Have you ever wondered how a fishing tournament could be held without using livewells, stringers, or harvesting your catch? Well, with recent catch-and-release regulations going into effect across the country and a more environmental mindset among outdoorsmen, a little planning and the use of digital cameras, such “C and R” tournaments are not only possible, they are easy to conduct and compete in. All tournament directors need are an “identifier” and an onsite computer for “weigh-ins”. All the angler needs is a digital camera and a measuring device.
For years kayak fishing tournaments have been at the forefront of the development of such Catch-Photo-Release (CPR) tournaments. For obvious reasons a unique format for documenting catches was necessary, since the typical kayak lacks a livewell. And to many peoples’ surprise, over the years there have been very few, if any, substantial problems or controversies which have arisen from these tournaments. And several annual kayak fishing tournaments successfully conduct CPR events with well over 100 entrants each year. Now with new fisheries regulations and growing angler interest this format may become much more utilized with tournaments outside of the kayak fishing community.
The main thing to remember with CPR tournaments is that they utilize fish length and not weight in tracking competitors’ entries. Basically, at a designated time prior to the event tournament coordinators distribute some form of photographic identifier to the entrants. This identifier may be an event sponsor’s sticker or printed logo, or any other convenient item which can be placed visibly in each competitor’s photographs. The idea is that no one knows the identifier prior to the event to ensure no previously caught fish can be photographed with the specified identifier. Some tournaments, such as the annual TKAA charity event in Virginia, actually distribute designated measuring devices to each competitor, to be used as both the ruler and identifier.

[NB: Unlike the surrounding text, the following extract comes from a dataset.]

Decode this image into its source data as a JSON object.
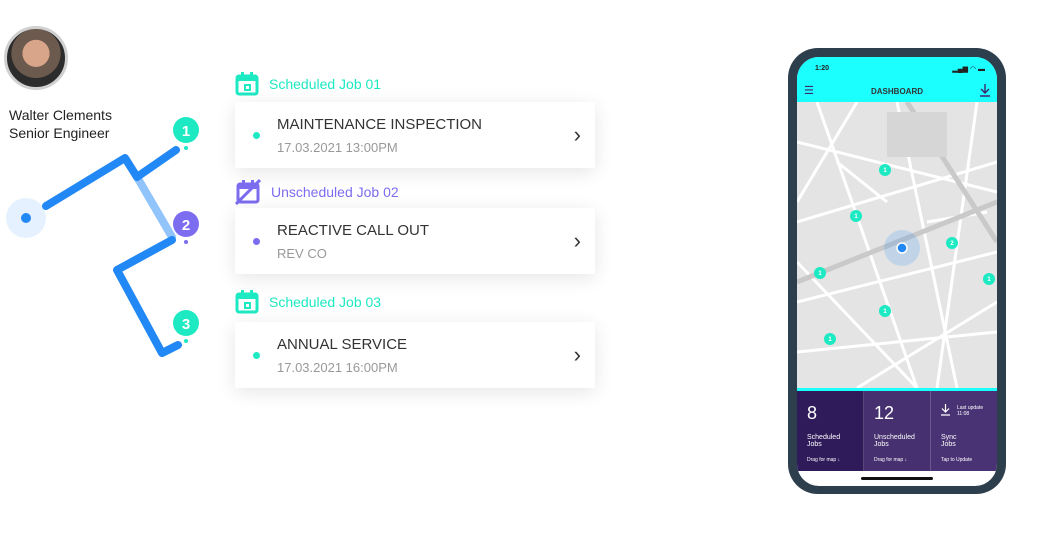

Once the tournament has begun each angler must take a photograph of each entered fish, while the fish is on a measuring device with the measurement visible. The identifier must also be clearly visible in each photograph. Tournament coordinators also often distribute paper and pencil forms, so that the anglers can keep track of their catches. At the end of the allotted tournament day event directors are notified of the day’s best catches, and memory cards from the competitors’ cameras are used to confirm the winning catches. This is why the identifier is so important, so that only the fish caught during the specific time period are counted.
CPR tournaments will have an increasing role in fishing tournaments over the coming years. It not only complies with typical catch and release regulations, but also causes less stress to the fish, as they would not need to be transported on a boat for the duration of the event or be released into different waters than where they were caught. Also, this photographic concept would offer opportunities for potential competitors who do not have livewell systems on their boats, or even if they happen to be shore anglers.